## TASK DIRECTIONS
A line belongs in the answer if it contains "Сборка"; copy every such line from the entries below.

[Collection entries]
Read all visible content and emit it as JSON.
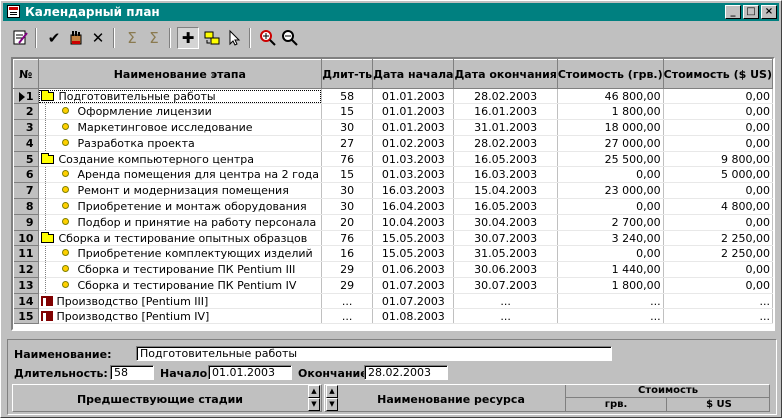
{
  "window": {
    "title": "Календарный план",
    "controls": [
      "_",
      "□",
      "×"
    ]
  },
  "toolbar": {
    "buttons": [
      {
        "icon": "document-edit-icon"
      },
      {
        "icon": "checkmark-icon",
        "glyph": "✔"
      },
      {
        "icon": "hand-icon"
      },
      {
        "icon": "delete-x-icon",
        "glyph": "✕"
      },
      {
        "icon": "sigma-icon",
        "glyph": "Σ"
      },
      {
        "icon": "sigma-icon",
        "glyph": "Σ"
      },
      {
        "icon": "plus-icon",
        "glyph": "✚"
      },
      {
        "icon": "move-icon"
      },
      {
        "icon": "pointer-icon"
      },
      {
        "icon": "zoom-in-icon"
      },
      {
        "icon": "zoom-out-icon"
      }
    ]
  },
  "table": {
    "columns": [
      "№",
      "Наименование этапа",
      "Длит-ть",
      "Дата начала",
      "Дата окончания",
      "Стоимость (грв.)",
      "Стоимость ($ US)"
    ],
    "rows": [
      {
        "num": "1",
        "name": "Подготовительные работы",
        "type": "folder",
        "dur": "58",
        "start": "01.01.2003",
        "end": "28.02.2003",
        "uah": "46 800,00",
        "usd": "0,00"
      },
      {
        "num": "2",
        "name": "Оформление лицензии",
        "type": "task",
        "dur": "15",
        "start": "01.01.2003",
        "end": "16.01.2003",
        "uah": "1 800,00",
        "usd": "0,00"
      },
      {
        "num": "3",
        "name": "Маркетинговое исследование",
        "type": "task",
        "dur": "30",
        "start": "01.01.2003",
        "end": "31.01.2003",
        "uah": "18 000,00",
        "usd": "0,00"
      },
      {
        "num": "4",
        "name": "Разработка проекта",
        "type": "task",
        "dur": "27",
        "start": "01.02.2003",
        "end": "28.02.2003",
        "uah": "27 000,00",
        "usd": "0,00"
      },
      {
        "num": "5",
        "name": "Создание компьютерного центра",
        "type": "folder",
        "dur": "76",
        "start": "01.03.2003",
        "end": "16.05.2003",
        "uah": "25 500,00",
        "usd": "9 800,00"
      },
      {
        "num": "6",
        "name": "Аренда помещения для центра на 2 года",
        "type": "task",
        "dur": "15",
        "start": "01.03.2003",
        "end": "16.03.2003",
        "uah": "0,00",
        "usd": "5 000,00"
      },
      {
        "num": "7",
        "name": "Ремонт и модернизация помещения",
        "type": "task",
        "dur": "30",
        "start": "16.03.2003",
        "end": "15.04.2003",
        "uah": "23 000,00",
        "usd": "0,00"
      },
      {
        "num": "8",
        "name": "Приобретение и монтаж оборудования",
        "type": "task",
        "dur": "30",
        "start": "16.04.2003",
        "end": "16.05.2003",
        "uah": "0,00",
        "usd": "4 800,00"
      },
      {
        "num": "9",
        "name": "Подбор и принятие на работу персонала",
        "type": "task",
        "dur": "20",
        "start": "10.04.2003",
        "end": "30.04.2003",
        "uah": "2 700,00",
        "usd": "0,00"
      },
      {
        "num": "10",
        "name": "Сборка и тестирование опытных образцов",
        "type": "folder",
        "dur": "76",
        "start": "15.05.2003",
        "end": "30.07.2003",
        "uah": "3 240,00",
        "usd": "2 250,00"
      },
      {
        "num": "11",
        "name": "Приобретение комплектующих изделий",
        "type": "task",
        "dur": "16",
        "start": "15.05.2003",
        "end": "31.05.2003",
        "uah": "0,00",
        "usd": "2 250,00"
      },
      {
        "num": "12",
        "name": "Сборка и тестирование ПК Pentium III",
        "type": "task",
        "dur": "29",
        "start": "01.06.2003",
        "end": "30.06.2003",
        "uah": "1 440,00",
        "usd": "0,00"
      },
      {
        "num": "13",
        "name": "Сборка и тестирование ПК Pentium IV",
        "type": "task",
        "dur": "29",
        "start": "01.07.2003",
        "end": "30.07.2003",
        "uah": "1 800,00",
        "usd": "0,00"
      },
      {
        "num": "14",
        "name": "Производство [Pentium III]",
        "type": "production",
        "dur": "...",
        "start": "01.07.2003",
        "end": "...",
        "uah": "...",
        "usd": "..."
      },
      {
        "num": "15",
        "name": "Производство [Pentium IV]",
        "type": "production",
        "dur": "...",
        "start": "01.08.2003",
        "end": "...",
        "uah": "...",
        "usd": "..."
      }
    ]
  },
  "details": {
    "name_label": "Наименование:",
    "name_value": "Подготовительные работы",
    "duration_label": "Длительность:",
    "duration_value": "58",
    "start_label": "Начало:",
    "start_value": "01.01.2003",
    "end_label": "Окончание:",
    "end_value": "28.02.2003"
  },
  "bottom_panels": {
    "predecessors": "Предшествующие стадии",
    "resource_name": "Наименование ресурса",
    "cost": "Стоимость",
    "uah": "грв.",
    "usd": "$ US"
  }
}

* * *

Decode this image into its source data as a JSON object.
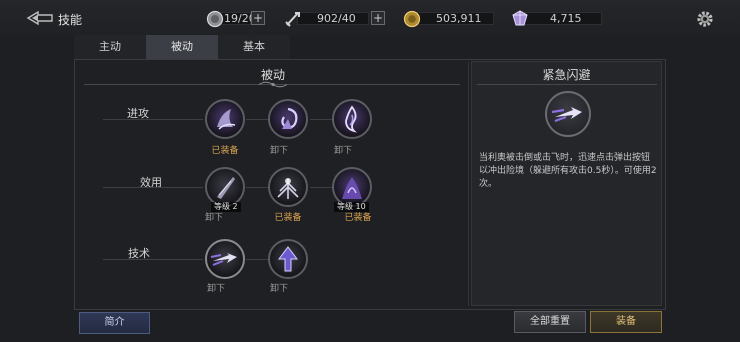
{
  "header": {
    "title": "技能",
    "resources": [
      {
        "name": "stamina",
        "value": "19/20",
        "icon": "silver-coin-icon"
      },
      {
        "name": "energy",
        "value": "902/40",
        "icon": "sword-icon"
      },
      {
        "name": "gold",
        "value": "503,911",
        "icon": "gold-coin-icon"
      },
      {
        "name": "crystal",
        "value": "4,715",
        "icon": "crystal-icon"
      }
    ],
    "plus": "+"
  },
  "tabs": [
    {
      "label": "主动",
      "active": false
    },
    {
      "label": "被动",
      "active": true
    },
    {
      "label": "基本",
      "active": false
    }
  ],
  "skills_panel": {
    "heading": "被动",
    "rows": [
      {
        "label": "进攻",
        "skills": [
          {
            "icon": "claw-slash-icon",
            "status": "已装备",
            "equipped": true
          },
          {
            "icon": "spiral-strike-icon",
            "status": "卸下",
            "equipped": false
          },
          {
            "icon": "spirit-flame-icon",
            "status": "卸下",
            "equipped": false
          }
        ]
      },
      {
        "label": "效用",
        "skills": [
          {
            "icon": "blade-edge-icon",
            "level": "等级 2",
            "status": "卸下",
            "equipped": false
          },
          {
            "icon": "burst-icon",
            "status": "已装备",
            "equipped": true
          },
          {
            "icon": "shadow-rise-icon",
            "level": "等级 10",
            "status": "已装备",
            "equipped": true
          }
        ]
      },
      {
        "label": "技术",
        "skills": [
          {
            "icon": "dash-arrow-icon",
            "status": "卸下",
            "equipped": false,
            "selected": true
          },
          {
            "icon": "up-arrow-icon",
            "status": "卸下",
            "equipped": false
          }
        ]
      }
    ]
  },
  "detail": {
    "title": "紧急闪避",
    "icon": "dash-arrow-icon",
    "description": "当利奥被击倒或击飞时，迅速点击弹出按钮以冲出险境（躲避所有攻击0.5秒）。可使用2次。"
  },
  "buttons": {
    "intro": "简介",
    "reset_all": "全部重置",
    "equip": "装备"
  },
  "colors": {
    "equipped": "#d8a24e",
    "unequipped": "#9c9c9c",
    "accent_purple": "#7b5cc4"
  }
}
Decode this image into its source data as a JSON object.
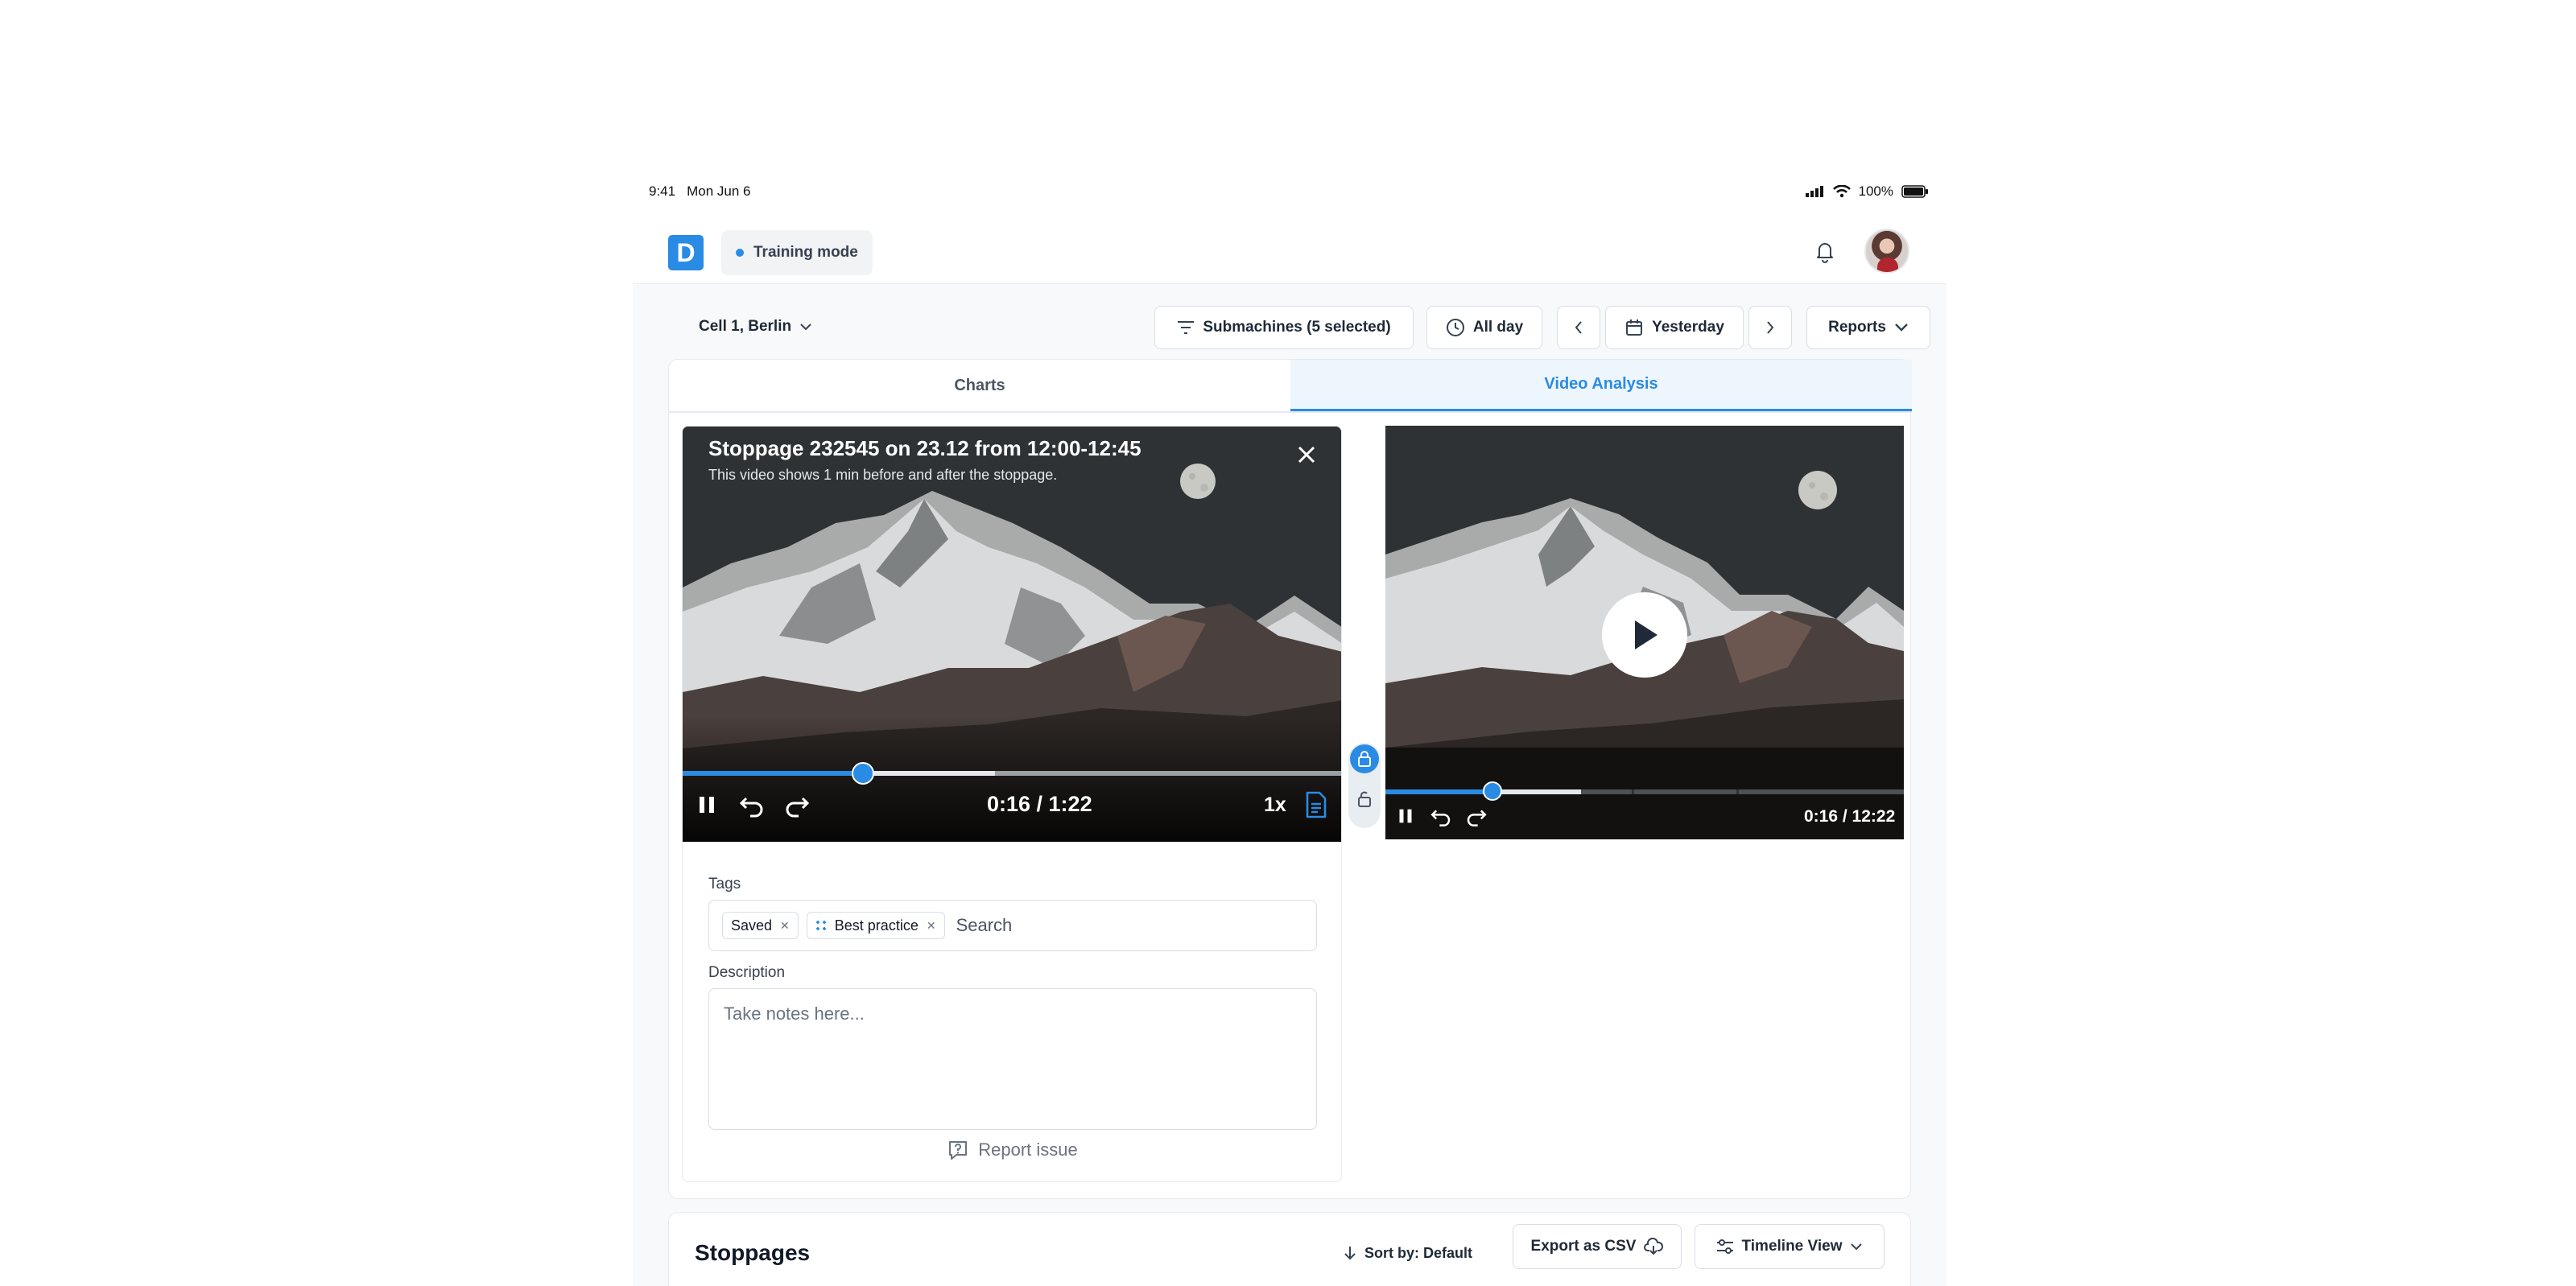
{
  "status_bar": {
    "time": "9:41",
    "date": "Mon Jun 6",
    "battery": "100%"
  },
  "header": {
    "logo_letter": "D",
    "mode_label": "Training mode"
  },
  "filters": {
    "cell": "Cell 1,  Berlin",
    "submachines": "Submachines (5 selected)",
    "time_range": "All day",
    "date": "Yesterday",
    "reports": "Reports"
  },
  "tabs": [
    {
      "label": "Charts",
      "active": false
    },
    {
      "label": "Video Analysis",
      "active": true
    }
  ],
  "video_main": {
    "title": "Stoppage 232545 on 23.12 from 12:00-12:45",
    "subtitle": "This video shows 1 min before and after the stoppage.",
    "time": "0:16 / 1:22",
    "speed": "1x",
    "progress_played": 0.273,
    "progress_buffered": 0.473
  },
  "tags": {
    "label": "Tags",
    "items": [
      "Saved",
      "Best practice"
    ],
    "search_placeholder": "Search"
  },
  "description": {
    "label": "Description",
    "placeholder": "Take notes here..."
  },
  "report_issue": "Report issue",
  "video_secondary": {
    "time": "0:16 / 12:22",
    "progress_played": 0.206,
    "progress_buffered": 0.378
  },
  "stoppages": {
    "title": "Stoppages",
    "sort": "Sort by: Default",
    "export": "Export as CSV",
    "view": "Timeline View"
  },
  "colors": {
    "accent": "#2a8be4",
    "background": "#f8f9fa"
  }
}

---

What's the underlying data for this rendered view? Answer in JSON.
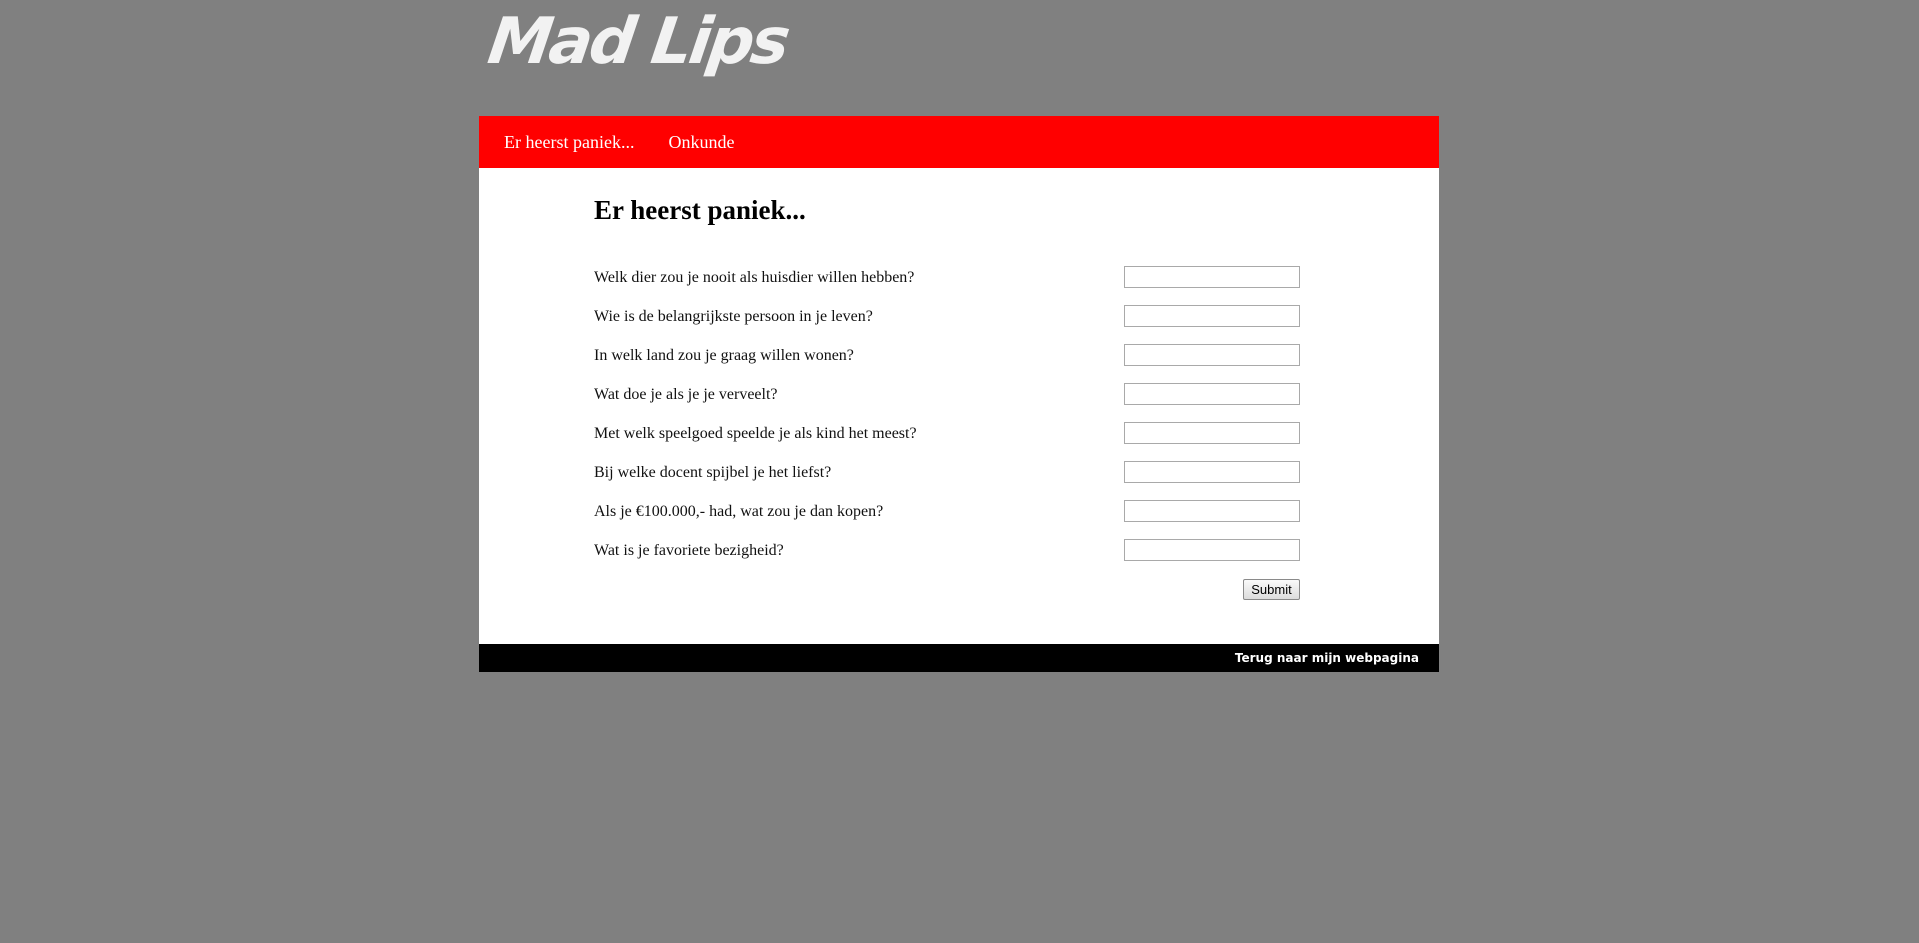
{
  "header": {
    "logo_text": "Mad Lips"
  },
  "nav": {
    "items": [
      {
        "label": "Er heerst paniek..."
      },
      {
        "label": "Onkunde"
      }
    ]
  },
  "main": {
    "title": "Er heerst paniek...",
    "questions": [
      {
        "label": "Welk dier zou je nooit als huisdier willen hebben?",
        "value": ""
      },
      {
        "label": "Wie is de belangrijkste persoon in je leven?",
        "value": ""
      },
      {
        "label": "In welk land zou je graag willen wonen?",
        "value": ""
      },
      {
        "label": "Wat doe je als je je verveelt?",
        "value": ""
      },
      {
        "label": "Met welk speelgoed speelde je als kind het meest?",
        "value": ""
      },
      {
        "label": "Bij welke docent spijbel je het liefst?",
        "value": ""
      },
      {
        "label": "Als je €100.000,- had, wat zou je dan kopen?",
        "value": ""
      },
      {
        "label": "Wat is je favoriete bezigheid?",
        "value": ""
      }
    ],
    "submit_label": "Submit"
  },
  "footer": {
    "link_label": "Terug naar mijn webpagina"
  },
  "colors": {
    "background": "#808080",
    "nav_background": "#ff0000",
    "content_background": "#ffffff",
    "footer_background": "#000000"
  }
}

## EXERCISE OUTPUT
        "name": "Сборка и тестирование опытных образцов",
        "name": "Сборка и тестирование ПК Pentium III",
        "name": "Сборка и тестирование ПК Pentium IV",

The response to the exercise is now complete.